In flash converters, the analog input signal to be digitized is fed in parallel to many comparators, where it is compared with reference voltages generated by multi-stage voltage dividers. A separate comparator is required for each possible output value, which means that the number of comparators depends on the resolution and corresponds to "2expn -1". This means that a flash converter with a resolution of 4 bits consists of 15 (16-1), one with 8 bits resolution consists of 255 (256-1) comparators.
The comparators have two inputs. One input is connected to the input voltage, the other receives its own reference voltage via a resistor matrix. The voltage division for the reference voltage depends on the resolution of the flash converter and results from the full scale value and the number of comparators. Since the accuracy of the voltage divider directly affects the accuracy of the D/A conversion, the resolution of flash converters is rarely higher than 10 bits. On the other hand, the conversion speed is very high, because only one clock pulse is needed for the full resolution.
For each clock signal, the analog input voltage is converted into a digital signal with the corresponding resolution (depending on the number of comparators). The reference voltage applied to each comparator varies in magnitude and is compared to a discrete transfer value. This transmission value is graded into least significant bits( LSB), which are obtained by dividing the modulation range (full scale) by 2expn. The outputs of the comparators simultaneously represent "2expn -1" discrete digital states whose levels are encoded and digitized.
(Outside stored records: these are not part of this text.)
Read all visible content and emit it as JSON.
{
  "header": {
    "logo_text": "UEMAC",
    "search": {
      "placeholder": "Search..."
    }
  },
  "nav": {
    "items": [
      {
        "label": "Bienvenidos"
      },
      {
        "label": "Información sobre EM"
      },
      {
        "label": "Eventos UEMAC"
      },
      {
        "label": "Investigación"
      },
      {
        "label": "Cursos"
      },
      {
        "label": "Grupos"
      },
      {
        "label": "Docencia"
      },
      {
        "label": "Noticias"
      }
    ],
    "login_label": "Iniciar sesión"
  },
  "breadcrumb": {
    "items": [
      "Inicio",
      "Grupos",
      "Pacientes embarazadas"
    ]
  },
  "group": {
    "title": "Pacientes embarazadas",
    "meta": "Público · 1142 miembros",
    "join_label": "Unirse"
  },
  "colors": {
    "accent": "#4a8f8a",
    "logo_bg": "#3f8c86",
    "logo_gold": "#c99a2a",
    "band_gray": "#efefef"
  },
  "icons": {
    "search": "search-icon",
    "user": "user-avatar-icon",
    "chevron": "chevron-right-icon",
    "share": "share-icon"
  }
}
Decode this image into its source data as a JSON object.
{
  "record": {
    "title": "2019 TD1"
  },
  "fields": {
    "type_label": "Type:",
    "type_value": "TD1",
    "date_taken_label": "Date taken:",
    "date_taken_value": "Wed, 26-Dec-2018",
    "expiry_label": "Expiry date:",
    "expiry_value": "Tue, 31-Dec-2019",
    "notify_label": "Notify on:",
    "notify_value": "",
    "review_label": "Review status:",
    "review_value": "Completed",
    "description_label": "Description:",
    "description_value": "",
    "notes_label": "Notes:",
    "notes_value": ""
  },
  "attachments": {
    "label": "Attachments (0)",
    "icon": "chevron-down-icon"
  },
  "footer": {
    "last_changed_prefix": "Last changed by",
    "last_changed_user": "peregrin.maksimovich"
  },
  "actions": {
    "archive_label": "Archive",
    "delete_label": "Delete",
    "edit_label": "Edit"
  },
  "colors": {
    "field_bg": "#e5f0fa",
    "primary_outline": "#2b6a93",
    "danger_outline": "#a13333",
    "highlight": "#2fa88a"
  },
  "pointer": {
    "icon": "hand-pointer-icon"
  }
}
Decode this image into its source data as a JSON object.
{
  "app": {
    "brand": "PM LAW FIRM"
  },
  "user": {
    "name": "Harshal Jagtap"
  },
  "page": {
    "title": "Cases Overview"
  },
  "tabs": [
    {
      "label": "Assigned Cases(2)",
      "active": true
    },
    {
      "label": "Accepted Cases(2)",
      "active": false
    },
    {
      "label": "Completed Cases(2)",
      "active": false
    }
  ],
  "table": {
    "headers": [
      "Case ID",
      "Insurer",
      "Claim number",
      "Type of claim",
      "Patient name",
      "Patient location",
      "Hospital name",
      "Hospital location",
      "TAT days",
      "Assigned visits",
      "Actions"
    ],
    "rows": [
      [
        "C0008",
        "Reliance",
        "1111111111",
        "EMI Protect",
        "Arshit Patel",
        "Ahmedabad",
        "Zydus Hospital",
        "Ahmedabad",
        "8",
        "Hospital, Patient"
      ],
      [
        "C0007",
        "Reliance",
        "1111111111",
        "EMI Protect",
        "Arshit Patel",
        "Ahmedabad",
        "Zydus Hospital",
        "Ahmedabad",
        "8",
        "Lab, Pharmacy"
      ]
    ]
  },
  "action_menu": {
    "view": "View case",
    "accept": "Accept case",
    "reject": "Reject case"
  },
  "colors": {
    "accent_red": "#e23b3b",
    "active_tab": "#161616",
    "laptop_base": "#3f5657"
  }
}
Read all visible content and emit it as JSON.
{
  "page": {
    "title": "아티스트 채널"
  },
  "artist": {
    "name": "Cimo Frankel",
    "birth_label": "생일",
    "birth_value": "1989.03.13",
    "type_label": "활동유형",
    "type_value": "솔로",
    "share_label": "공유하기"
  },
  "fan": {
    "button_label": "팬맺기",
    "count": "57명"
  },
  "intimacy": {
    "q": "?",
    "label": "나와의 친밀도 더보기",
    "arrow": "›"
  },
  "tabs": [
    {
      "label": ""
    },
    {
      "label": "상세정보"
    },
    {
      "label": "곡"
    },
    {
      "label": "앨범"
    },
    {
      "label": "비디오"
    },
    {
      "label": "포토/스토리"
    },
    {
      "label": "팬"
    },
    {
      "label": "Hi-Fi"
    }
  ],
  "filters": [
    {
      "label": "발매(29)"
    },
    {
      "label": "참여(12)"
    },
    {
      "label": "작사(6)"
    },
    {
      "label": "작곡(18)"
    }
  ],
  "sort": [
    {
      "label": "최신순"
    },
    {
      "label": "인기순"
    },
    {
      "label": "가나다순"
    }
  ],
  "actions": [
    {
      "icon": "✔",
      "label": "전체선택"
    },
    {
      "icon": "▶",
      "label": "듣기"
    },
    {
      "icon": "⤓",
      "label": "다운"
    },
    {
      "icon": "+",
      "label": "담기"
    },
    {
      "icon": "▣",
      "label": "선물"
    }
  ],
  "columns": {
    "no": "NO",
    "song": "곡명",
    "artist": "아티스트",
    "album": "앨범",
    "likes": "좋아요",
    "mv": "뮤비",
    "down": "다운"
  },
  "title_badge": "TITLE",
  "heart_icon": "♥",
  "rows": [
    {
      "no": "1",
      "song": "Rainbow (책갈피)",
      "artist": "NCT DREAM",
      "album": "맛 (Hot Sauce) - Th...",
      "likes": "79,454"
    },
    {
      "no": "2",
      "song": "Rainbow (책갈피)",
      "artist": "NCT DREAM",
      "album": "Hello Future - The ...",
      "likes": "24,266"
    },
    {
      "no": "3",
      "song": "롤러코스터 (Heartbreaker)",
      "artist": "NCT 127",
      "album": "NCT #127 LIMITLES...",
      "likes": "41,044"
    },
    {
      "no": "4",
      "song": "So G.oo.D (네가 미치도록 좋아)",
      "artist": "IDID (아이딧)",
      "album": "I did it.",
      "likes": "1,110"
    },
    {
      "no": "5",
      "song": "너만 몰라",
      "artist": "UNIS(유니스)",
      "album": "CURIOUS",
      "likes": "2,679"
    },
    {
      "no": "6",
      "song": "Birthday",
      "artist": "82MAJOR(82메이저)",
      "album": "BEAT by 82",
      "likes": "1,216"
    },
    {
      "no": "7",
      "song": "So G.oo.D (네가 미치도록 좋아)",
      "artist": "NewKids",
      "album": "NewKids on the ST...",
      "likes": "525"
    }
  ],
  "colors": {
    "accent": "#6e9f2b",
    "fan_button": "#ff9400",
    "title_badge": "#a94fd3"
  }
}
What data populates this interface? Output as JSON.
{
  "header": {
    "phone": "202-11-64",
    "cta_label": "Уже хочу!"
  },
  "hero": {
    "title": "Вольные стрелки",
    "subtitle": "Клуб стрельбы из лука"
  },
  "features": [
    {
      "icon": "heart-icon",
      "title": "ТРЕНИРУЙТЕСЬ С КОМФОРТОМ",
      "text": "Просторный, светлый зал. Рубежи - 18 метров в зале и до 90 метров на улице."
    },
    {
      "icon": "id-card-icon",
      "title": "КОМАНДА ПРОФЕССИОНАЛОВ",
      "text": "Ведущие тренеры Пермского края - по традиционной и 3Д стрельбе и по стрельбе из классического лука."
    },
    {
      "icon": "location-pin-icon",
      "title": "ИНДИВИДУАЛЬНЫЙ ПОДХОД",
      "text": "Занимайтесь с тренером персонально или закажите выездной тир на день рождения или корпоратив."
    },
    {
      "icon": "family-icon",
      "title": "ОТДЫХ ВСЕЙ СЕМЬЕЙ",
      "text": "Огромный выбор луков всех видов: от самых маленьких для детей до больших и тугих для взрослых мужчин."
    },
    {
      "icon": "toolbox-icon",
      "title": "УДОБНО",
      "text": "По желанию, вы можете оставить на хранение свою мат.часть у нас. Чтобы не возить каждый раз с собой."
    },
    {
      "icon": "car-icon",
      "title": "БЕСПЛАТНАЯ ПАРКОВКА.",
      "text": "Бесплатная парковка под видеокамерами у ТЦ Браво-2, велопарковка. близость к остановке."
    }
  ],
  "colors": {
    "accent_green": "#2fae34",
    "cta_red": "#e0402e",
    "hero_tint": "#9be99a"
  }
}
Flash converters are used for the acquisition of short-time processes due to their high conversion speed. For example in digital oscilloscopes.